The Los Angeles Rams played their annual Salute to Service military appreciation game Sunday, honoring and supporting members of the military in a 33-7 victory over the Houston Texans at the Los Angeles Memorial Coliseum.
The Rams honored servicemen and women who died while serving in the armed forces or from injuries sustained while serving in the post-9/11 era by having each player on the team wear the initials of one of the service members on his helmet.
The families of 60 fallen service men and women for the Los Angeles region and surrounding areas were given the opportunity to attend Saturday’s practice and meet the player who be wearing their family member’s initials on their helmet. The families will be honored during the pregame ceremony as they lit the Coliseum’s torch before the opening kickoff.
Former Rams and USC quarterback Jim Hardy was honored as the team’s Alumnus of the Game during the second quarter. Hardy served aboard the battleship USS Maryland during World War II.
The 94-year-old Hardy played with the Rams during their first three seasons in Los Angeles, 1946-48.

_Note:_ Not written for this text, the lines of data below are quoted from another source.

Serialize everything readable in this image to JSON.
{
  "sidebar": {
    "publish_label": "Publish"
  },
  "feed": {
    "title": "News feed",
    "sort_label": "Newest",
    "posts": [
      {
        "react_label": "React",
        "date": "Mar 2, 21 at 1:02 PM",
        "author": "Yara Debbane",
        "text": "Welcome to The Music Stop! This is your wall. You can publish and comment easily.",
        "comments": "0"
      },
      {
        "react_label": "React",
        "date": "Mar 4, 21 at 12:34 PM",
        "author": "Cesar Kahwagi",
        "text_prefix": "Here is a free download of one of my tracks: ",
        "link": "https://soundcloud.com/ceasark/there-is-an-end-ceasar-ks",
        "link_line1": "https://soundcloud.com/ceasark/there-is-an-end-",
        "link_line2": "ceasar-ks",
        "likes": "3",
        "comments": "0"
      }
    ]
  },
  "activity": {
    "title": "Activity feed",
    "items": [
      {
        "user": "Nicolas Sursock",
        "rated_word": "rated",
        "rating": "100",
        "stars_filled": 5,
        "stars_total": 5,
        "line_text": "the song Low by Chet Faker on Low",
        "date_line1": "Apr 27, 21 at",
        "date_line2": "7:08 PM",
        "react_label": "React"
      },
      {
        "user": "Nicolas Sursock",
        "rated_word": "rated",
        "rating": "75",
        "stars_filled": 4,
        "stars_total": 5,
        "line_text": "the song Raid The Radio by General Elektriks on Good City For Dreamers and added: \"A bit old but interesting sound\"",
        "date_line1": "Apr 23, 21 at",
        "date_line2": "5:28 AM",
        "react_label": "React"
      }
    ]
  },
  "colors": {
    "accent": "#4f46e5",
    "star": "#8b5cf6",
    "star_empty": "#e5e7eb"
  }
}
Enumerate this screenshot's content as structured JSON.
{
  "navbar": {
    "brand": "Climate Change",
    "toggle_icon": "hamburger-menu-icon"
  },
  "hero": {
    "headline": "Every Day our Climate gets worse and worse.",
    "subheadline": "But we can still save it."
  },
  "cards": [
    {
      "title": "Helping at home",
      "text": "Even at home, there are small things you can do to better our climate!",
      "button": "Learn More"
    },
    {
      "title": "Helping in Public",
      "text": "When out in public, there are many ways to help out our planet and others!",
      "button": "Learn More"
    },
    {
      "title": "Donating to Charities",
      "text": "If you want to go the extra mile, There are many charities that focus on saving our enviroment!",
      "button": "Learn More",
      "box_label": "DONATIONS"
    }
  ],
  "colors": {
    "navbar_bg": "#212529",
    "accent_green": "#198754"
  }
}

While former Rams defensive back turned Miracles lead singer Sydney Justin sang the national anthem, 55 Marines and Navy sailors from Camp Pendleton formed a line in front of Rams players and coaches. The Marines and sailors were also recognized on the field.
The March Field Composite Squadron 45 Color Guard presented the colors.
Former Rams linebacker David Vobora and two veterans from his Adaptive Training Foundation were also honored. Vobora was the final player chosen in the 2008 NFL draft. He played for the then-St. Louis-based team from 2008 to 2010. He concluded his NFL career in 2011 by playing the for the Seattle Seahawks.
Vobora is the Rams nominee for the Salute to Service Award which annually recognizes NFL players, coaches, personnel and alumni who demonstrate an exemplary commitment to honoring the military community. The finalists will be announced in January and the recipient Feb. 3 during NFL Honors, the league’s awards special.
Vobora’s foundation works with adaptive athletes, such as amputees, paraplegics, quadriplegics and the physically impaired. Vobora trains a group for nine weeks at no cost. Each athlete is assigned a volunteer trainer who helps design exercises specific to that athlete’s body.
The Rams also honored former Marine Jason Ross, who worked in explosive ordnance disposal for two deployments. He lost his legs when he stepped on an improvised explosive device and was hospitalized for a year.
The Rams honor a current or former service member at every home game.
Each NFL team designates a home game in November as its Salute to Service game. Players wear camouflage equipment including quarterback towels and captain’s patches and Salute to Service gloves. Helmets have decals honoring the branches of the military and the NFL’s Salute to Service ribbon.
Coaches and sideline personnel wear camouflage hats. Coaches and team executives wear camouflage metal lapel pins.
The game balls have the Salute to Service ribbon. A Salute to Service coin is used for the coin toss.
There were camouflage goal post wraps and pylons with camouflage ribbon decals. The words “NFL Salute to Service” were written in the back of the end zones.
The NFL does not profit from the sale of Salute to Service products, a league official said. All charitable contributions are donated to the league’s nonprofit military partners, including the Pat Tillman Foundation, TAPS, USO and the Wounded Warrior Project.
For the first time, the NFL will donate $5 for every use of the #SalutetoService hashtag on Twitter to its military nonprofit partners up to a total of $5 million. The NFL previously donated $1,000 for every point scored in the 32 Salute to Service games to its military military appreciation nonprofit partners.